:: SUPPLIED RECORDS ::
::::

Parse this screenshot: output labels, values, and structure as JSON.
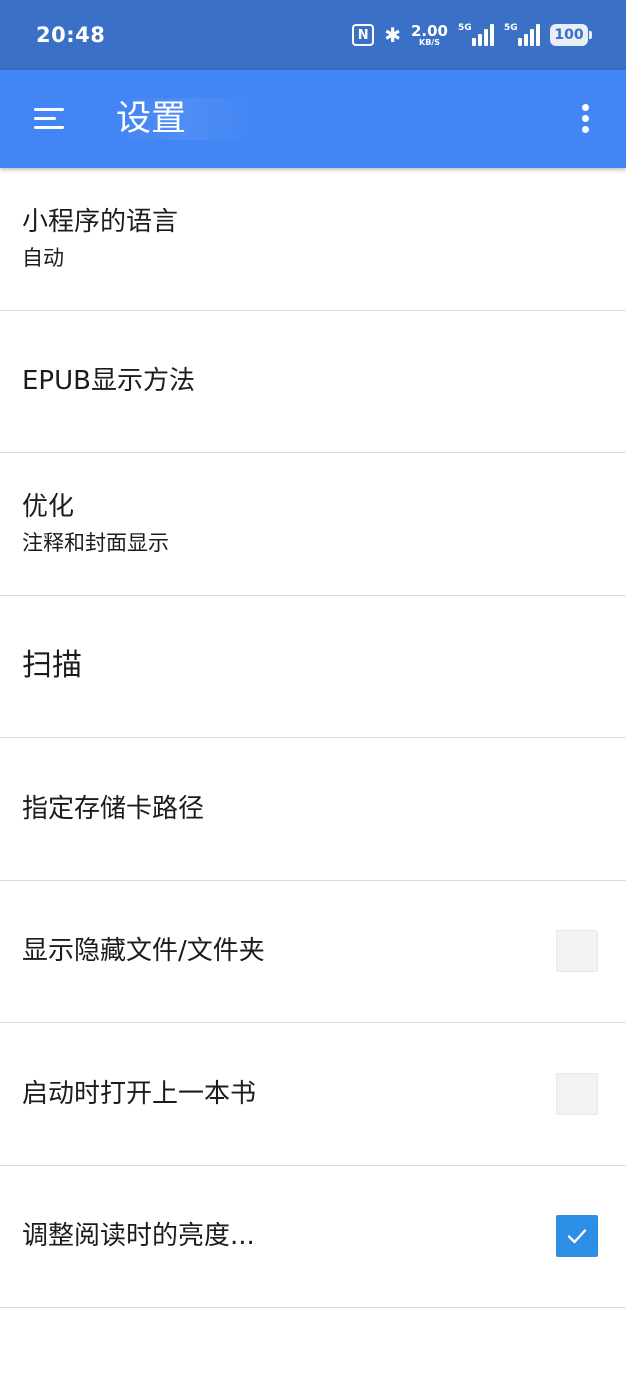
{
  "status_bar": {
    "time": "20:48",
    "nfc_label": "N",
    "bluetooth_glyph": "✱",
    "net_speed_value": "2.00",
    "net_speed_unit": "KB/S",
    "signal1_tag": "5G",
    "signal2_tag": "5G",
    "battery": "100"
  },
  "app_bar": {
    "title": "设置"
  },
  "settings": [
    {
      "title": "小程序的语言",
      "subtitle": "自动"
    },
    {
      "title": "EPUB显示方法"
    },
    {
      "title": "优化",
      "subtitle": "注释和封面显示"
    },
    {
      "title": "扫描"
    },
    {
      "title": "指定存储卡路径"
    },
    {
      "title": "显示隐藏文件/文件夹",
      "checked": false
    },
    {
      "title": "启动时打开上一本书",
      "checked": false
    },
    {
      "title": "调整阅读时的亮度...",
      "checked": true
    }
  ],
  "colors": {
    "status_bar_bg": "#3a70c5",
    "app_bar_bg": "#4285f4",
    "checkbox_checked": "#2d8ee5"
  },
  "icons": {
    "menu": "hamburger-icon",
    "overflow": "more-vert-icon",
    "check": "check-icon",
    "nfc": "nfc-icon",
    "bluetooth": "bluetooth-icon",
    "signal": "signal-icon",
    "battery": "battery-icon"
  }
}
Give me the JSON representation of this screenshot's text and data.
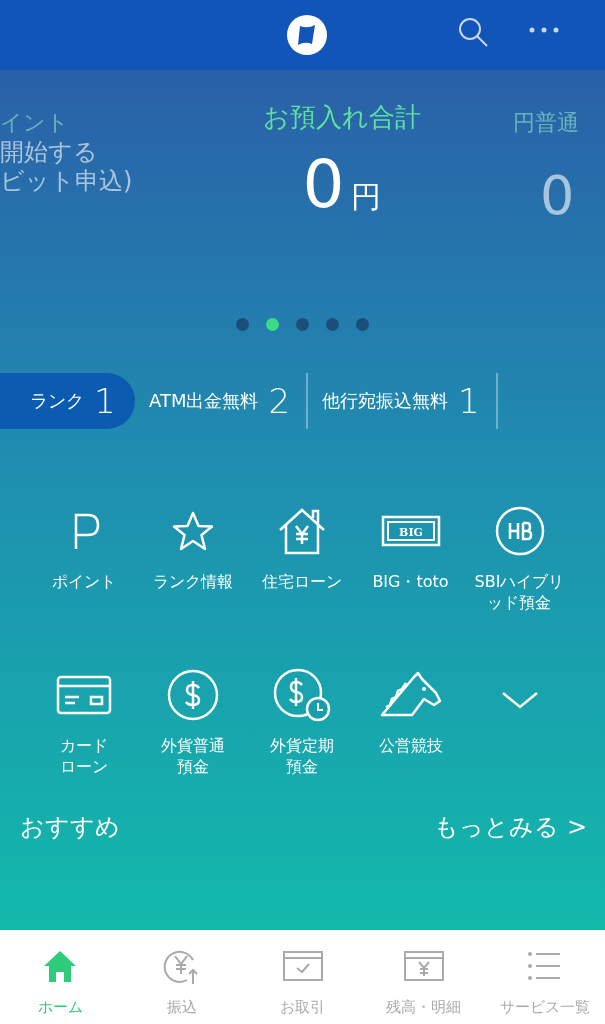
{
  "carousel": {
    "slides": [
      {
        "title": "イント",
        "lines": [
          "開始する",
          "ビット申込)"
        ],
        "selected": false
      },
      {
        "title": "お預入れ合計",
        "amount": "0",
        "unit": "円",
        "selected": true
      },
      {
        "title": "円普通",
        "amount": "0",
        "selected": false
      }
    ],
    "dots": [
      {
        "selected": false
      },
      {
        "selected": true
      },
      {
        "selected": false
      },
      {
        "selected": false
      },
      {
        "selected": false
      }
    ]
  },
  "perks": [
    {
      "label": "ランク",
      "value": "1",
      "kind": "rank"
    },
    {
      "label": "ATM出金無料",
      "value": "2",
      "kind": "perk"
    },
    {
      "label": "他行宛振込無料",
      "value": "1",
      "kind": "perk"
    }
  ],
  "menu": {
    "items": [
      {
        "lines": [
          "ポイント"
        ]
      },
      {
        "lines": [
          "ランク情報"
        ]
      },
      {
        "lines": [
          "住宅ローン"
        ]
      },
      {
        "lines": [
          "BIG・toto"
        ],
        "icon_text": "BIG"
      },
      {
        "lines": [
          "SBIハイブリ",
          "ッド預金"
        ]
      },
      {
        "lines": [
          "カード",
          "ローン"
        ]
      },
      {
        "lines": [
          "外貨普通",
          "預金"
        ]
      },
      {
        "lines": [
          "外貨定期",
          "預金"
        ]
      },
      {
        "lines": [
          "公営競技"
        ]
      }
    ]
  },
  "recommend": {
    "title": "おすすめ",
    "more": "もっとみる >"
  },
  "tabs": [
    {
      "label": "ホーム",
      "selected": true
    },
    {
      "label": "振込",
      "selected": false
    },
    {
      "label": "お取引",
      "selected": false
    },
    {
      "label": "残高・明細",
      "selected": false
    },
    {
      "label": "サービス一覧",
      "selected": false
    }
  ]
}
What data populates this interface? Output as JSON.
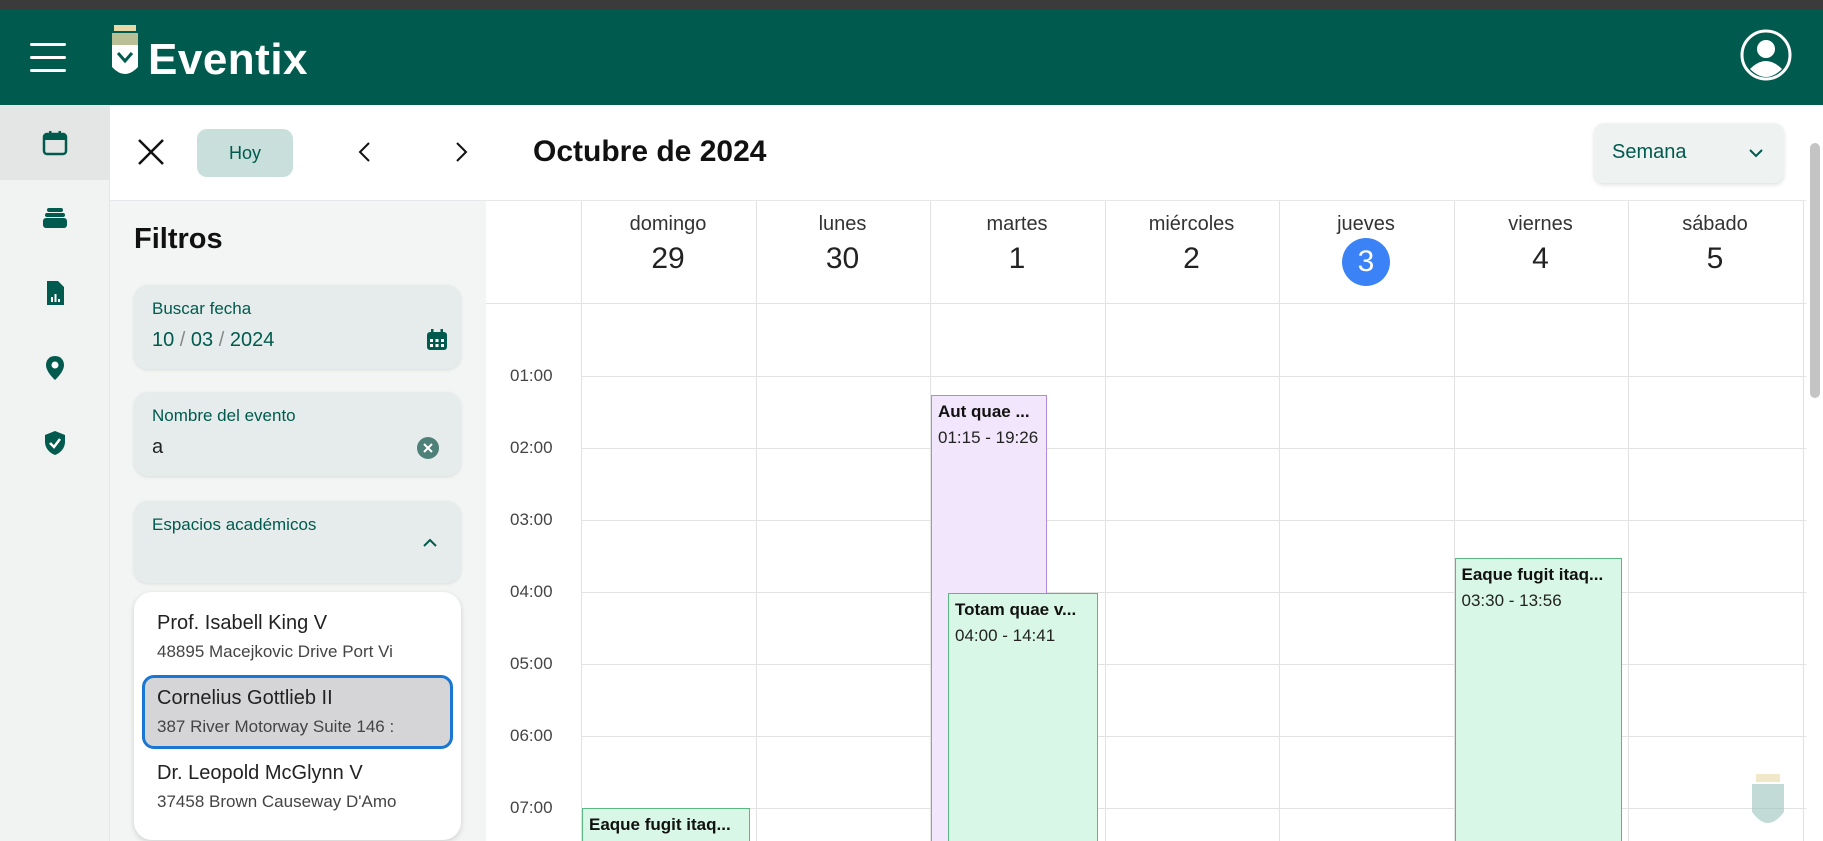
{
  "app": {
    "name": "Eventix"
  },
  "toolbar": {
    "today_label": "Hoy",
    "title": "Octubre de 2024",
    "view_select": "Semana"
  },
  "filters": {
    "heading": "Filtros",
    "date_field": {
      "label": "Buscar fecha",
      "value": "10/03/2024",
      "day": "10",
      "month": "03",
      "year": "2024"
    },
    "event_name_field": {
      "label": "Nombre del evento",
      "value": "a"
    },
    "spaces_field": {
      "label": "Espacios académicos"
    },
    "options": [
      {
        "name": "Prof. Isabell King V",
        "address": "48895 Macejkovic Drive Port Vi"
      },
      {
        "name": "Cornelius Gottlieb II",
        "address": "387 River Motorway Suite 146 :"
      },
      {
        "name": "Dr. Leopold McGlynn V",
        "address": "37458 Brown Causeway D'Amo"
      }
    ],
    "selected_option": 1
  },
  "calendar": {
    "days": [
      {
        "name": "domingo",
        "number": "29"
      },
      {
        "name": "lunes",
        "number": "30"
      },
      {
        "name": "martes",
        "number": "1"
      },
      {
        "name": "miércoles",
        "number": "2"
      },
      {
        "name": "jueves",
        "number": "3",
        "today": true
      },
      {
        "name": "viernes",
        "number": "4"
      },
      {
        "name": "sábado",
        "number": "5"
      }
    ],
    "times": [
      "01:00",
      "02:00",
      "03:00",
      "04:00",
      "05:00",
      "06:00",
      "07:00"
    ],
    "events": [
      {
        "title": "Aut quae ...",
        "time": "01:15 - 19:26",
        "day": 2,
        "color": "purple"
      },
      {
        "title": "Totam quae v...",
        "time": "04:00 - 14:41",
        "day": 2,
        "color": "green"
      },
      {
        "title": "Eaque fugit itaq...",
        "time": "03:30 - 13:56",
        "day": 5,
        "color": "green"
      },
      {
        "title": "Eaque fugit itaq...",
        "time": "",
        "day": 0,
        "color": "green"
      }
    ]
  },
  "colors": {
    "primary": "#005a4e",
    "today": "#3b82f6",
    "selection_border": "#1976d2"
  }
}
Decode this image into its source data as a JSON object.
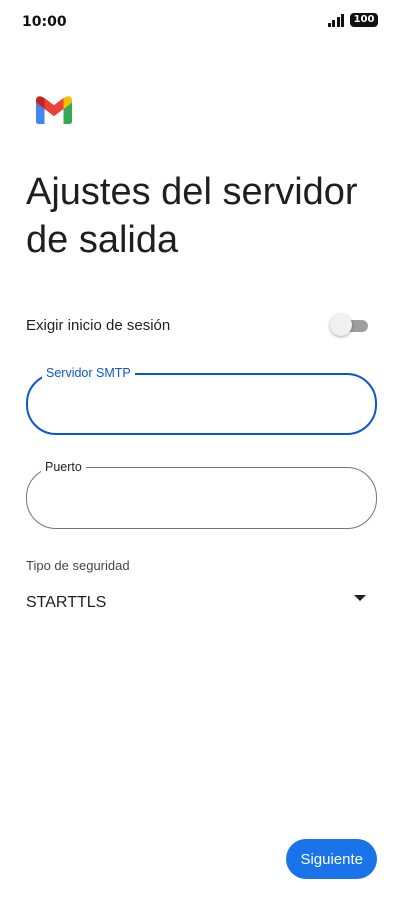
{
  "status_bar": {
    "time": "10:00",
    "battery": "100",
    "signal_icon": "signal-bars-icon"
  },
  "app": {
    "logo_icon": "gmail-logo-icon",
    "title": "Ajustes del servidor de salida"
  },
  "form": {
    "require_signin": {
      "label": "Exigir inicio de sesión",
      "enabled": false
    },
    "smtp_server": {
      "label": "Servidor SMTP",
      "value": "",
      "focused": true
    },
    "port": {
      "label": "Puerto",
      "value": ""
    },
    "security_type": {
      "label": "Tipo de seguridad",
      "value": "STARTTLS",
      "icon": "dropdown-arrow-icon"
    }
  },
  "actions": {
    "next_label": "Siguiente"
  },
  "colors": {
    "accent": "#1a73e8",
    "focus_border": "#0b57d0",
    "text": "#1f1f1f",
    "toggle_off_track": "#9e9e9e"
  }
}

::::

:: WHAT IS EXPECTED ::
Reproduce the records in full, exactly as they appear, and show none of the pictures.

:: SOLUTION ::
Parse this screenshot: output labels, values, and structure as JSON.
{
  "status_bar": {
    "time": "20:48",
    "nfc_label": "N",
    "bluetooth_glyph": "✱",
    "net_speed_value": "2.00",
    "net_speed_unit": "KB/S",
    "signal1_tag": "5G",
    "signal2_tag": "5G",
    "battery": "100"
  },
  "app_bar": {
    "title": "设置"
  },
  "settings": [
    {
      "title": "小程序的语言",
      "subtitle": "自动"
    },
    {
      "title": "EPUB显示方法"
    },
    {
      "title": "优化",
      "subtitle": "注释和封面显示"
    },
    {
      "title": "扫描"
    },
    {
      "title": "指定存储卡路径"
    },
    {
      "title": "显示隐藏文件/文件夹",
      "checked": false
    },
    {
      "title": "启动时打开上一本书",
      "checked": false
    },
    {
      "title": "调整阅读时的亮度...",
      "checked": true
    }
  ],
  "colors": {
    "status_bar_bg": "#3a70c5",
    "app_bar_bg": "#4285f4",
    "checkbox_checked": "#2d8ee5"
  },
  "icons": {
    "menu": "hamburger-icon",
    "overflow": "more-vert-icon",
    "check": "check-icon",
    "nfc": "nfc-icon",
    "bluetooth": "bluetooth-icon",
    "signal": "signal-icon",
    "battery": "battery-icon"
  }
}
Give me the JSON representation of this screenshot's text and data.
{
  "carousel": {
    "slides": [
      {
        "title": "イント",
        "lines": [
          "開始する",
          "ビット申込)"
        ],
        "selected": false
      },
      {
        "title": "お預入れ合計",
        "amount": "0",
        "unit": "円",
        "selected": true
      },
      {
        "title": "円普通",
        "amount": "0",
        "selected": false
      }
    ],
    "dots": [
      {
        "selected": false
      },
      {
        "selected": true
      },
      {
        "selected": false
      },
      {
        "selected": false
      },
      {
        "selected": false
      }
    ]
  },
  "perks": [
    {
      "label": "ランク",
      "value": "1",
      "kind": "rank"
    },
    {
      "label": "ATM出金無料",
      "value": "2",
      "kind": "perk"
    },
    {
      "label": "他行宛振込無料",
      "value": "1",
      "kind": "perk"
    }
  ],
  "menu": {
    "items": [
      {
        "lines": [
          "ポイント"
        ]
      },
      {
        "lines": [
          "ランク情報"
        ]
      },
      {
        "lines": [
          "住宅ローン"
        ]
      },
      {
        "lines": [
          "BIG・toto"
        ],
        "icon_text": "BIG"
      },
      {
        "lines": [
          "SBIハイブリ",
          "ッド預金"
        ]
      },
      {
        "lines": [
          "カード",
          "ローン"
        ]
      },
      {
        "lines": [
          "外貨普通",
          "預金"
        ]
      },
      {
        "lines": [
          "外貨定期",
          "預金"
        ]
      },
      {
        "lines": [
          "公営競技"
        ]
      }
    ]
  },
  "recommend": {
    "title": "おすすめ",
    "more": "もっとみる >"
  },
  "tabs": [
    {
      "label": "ホーム",
      "selected": true
    },
    {
      "label": "振込",
      "selected": false
    },
    {
      "label": "お取引",
      "selected": false
    },
    {
      "label": "残高・明細",
      "selected": false
    },
    {
      "label": "サービス一覧",
      "selected": false
    }
  ]
}
What data populates this interface? Output as JSON.
{
  "app": {
    "name": "Eventix"
  },
  "toolbar": {
    "today_label": "Hoy",
    "title": "Octubre de 2024",
    "view_select": "Semana"
  },
  "filters": {
    "heading": "Filtros",
    "date_field": {
      "label": "Buscar fecha",
      "value": "10/03/2024",
      "day": "10",
      "month": "03",
      "year": "2024"
    },
    "event_name_field": {
      "label": "Nombre del evento",
      "value": "a"
    },
    "spaces_field": {
      "label": "Espacios académicos"
    },
    "options": [
      {
        "name": "Prof. Isabell King V",
        "address": "48895 Macejkovic Drive Port Vi"
      },
      {
        "name": "Cornelius Gottlieb II",
        "address": "387 River Motorway Suite 146 :"
      },
      {
        "name": "Dr. Leopold McGlynn V",
        "address": "37458 Brown Causeway D'Amo"
      }
    ],
    "selected_option": 1
  },
  "calendar": {
    "days": [
      {
        "name": "domingo",
        "number": "29"
      },
      {
        "name": "lunes",
        "number": "30"
      },
      {
        "name": "martes",
        "number": "1"
      },
      {
        "name": "miércoles",
        "number": "2"
      },
      {
        "name": "jueves",
        "number": "3",
        "today": true
      },
      {
        "name": "viernes",
        "number": "4"
      },
      {
        "name": "sábado",
        "number": "5"
      }
    ],
    "times": [
      "01:00",
      "02:00",
      "03:00",
      "04:00",
      "05:00",
      "06:00",
      "07:00"
    ],
    "events": [
      {
        "title": "Aut quae ...",
        "time": "01:15 - 19:26",
        "day": 2,
        "color": "purple"
      },
      {
        "title": "Totam quae v...",
        "time": "04:00 - 14:41",
        "day": 2,
        "color": "green"
      },
      {
        "title": "Eaque fugit itaq...",
        "time": "03:30 - 13:56",
        "day": 5,
        "color": "green"
      },
      {
        "title": "Eaque fugit itaq...",
        "time": "",
        "day": 0,
        "color": "green"
      }
    ]
  },
  "colors": {
    "primary": "#005a4e",
    "today": "#3b82f6",
    "selection_border": "#1976d2"
  }
}
Decode this image into its source data as a JSON object.
{
  "status_bar": {
    "time": "10:00",
    "battery": "100",
    "signal_icon": "signal-bars-icon"
  },
  "app": {
    "logo_icon": "gmail-logo-icon",
    "title": "Ajustes del servidor de salida"
  },
  "form": {
    "require_signin": {
      "label": "Exigir inicio de sesión",
      "enabled": false
    },
    "smtp_server": {
      "label": "Servidor SMTP",
      "value": "",
      "focused": true
    },
    "port": {
      "label": "Puerto",
      "value": ""
    },
    "security_type": {
      "label": "Tipo de seguridad",
      "value": "STARTTLS",
      "icon": "dropdown-arrow-icon"
    }
  },
  "actions": {
    "next_label": "Siguiente"
  },
  "colors": {
    "accent": "#1a73e8",
    "focus_border": "#0b57d0",
    "text": "#1f1f1f",
    "toggle_off_track": "#9e9e9e"
  }
}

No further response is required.